▶ Problem
Please return every line of the records that contains the word "content".

Page and application data records
+++
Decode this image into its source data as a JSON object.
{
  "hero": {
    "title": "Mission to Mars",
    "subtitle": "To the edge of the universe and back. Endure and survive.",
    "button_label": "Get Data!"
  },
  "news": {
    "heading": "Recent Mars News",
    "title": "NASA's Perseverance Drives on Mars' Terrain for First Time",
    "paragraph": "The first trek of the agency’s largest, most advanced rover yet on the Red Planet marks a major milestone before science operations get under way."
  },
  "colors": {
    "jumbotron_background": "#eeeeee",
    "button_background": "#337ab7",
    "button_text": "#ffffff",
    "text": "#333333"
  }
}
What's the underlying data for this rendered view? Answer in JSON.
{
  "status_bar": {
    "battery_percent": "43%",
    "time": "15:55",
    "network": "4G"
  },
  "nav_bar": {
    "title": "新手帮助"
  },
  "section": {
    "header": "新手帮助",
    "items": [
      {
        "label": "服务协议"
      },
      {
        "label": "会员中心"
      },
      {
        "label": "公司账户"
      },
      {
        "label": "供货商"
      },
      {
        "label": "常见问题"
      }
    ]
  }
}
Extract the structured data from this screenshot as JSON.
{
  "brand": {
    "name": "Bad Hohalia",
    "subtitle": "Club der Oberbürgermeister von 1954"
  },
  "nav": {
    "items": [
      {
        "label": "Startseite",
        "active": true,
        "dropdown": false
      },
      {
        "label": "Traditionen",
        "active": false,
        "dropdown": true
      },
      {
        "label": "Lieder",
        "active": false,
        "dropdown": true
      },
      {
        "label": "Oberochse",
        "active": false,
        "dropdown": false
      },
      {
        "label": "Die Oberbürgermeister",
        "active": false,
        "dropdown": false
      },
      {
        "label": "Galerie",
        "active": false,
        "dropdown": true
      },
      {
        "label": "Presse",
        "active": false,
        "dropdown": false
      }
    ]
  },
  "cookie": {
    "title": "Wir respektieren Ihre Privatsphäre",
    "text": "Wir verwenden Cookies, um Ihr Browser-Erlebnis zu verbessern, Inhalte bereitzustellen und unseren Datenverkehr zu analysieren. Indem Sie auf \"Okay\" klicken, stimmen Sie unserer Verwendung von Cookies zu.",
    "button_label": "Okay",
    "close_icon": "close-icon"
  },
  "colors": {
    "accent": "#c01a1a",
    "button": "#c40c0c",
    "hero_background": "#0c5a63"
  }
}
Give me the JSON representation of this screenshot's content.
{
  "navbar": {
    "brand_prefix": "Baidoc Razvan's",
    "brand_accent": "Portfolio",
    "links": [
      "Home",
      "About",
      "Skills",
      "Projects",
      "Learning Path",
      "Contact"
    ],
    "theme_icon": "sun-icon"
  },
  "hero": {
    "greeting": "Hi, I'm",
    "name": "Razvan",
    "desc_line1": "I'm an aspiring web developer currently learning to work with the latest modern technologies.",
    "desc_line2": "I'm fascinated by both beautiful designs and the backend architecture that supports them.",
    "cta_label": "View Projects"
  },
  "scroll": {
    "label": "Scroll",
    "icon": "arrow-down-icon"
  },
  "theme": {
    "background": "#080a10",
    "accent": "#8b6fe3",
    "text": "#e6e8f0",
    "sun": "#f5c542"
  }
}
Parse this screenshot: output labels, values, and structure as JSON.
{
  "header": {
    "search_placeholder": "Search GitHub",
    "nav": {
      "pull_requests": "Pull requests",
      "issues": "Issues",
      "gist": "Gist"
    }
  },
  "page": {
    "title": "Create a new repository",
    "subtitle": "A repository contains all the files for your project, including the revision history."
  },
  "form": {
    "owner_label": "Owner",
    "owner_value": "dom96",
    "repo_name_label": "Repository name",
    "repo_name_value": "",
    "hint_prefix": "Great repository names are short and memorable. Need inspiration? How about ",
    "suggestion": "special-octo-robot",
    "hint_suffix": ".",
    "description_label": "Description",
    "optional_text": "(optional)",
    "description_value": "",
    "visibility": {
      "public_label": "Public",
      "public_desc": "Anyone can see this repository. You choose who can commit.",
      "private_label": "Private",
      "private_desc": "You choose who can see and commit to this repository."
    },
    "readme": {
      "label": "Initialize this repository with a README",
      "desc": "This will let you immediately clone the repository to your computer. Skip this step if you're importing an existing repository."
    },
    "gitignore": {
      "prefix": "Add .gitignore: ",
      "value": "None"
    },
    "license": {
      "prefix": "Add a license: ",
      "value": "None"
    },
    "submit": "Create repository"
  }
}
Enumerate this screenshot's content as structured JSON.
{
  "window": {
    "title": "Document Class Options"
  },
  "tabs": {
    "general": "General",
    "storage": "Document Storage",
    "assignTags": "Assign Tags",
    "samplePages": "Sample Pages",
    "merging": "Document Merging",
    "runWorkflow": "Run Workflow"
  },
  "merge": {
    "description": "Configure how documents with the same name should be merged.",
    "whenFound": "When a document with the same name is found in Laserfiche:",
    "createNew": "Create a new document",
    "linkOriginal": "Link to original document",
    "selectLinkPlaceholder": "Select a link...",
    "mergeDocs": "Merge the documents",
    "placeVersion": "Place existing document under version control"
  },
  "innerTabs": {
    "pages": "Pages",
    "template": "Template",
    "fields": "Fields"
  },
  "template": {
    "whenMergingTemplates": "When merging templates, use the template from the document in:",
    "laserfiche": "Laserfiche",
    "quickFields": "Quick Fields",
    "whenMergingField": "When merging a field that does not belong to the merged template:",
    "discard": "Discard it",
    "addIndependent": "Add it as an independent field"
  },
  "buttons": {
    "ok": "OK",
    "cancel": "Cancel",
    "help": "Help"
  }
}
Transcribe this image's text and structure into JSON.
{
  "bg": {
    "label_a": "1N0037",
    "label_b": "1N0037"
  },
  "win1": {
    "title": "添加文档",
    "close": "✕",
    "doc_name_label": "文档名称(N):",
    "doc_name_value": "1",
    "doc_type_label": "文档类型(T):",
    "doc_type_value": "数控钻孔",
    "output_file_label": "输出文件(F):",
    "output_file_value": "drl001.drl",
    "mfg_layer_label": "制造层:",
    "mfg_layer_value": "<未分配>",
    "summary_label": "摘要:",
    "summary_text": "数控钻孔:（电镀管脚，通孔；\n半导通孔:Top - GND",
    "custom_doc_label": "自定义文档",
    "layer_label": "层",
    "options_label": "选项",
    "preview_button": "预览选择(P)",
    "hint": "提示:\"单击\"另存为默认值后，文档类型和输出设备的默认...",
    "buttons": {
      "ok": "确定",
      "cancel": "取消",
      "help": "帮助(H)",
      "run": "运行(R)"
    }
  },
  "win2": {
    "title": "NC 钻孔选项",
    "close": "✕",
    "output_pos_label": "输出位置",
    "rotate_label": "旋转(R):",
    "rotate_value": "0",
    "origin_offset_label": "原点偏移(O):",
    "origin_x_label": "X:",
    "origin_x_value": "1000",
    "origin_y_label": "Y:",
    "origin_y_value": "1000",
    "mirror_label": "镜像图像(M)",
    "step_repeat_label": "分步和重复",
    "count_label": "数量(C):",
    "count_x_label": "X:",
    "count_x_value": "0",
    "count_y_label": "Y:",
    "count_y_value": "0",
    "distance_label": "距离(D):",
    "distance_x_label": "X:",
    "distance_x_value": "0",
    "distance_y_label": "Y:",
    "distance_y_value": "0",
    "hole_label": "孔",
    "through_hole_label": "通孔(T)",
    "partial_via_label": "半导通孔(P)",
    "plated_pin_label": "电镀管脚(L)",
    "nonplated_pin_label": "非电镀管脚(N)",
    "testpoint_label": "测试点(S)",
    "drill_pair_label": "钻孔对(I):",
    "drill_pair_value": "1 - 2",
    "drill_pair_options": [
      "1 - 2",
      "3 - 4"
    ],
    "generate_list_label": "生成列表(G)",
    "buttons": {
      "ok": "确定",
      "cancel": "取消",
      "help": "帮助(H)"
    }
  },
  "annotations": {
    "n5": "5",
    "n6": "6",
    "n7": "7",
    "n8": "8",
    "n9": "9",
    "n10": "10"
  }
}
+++
▶ Task answer
Give me the JSON representation of this screenshot's content.
Enumerate this screenshot's content as structured JSON.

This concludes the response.